It is completely peer-to-peer, and it is (mostly) anonymous.
Bitcoin’s not the only one
When you think of cryptocurrency, you’re probably thinking about bitcoin. Fair enough; it was the catalyst for the crypto-boom. It’s the biggest and most valuable crypto out there.
But it’s not the only one.
Ethereum, Litecoin, dogecoin — a crypto that started out as a joke — and many other lesser-known cryptos, are all viable investments. Most coins out there now are utilising the blockchain for myriad other purposes. MaidSafe, for example, are using their safecoins to, as stated on their information page, ‘do for the internet what bitcoin did for money’.
In other words, they’re trying to decentralise and add an impenetrable layer of security to your data.
There are many, many altcoins available today, almost all of which are seeking to fulfil some perceived need in society. Very few try to compete with bitcoin as an alternative currency.
Some altcoins allow for the anonymous sharing of private data. For example, so that medical researchers can get large-scale statistical information about peoples’ health, without being able to connect those statistics to individuals and violate their privacy.

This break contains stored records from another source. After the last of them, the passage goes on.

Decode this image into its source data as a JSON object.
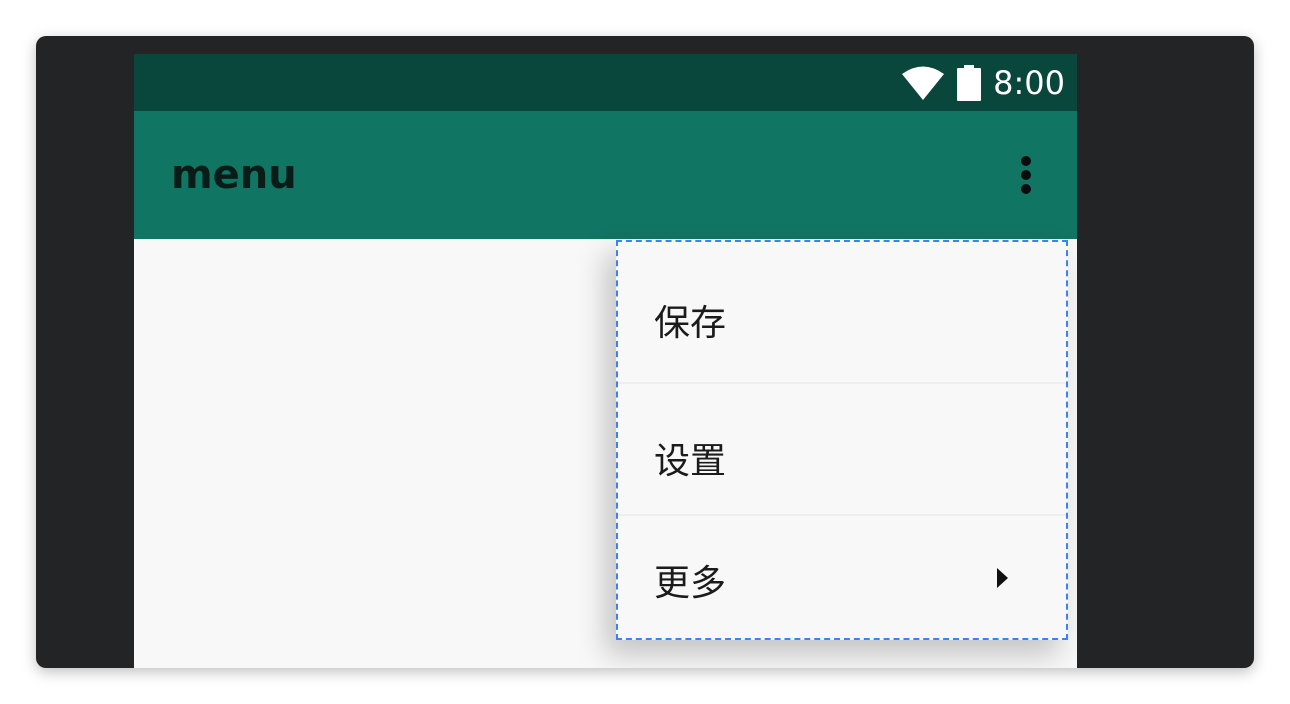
{
  "status_bar": {
    "time": "8:00",
    "icons": [
      "wifi-icon",
      "battery-icon"
    ]
  },
  "app_bar": {
    "title": "menu",
    "overflow_icon": "more-vert-icon"
  },
  "popup_menu": {
    "items": [
      {
        "label": "保存",
        "has_submenu": false
      },
      {
        "label": "设置",
        "has_submenu": false
      },
      {
        "label": "更多",
        "has_submenu": true,
        "submenu_icon": "submenu-arrow-icon"
      }
    ]
  },
  "colors": {
    "status_bar": "#09463b",
    "app_bar": "#117564",
    "background": "#f8f8f8",
    "frame": "#232425",
    "selection_outline": "#3b82f6"
  }
}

Others try to create marketplaces. Such as buying and selling electricity between homeowners with solar panels — others without — and the grid in general, all without the need for an active middleman. The cryptocurrency itself acts as the middleman, vastly reducing costs.
The unique mix of public, un-editable recording of information, accountability, and often the potential for individual anonymity, have created a wealth of possibilities. All of these would not have been possible without bitcoin blazing the trail for blockchain in public consciousness.
But as an alternative digital currency, bitcoin still hasn’t been beat.
To wrap it up
So, as you can tell, bitcoin is not as complicated as some would have you believe. It’s the modern alternative to a frankly archaic financial system. It’s the payments system for a connected world, one where transactions are verified instantly and ubiquitously.
Thanks to blockchain technology, our increasing data production — data that includes all of our payment and personal information — is now more secure, and has more freedom, than ever before. No longer are banks — who we’re not even sure we can trust anymore — your only option for transactable finance.
You can read all our latest articles about bitcoin and blockchain here.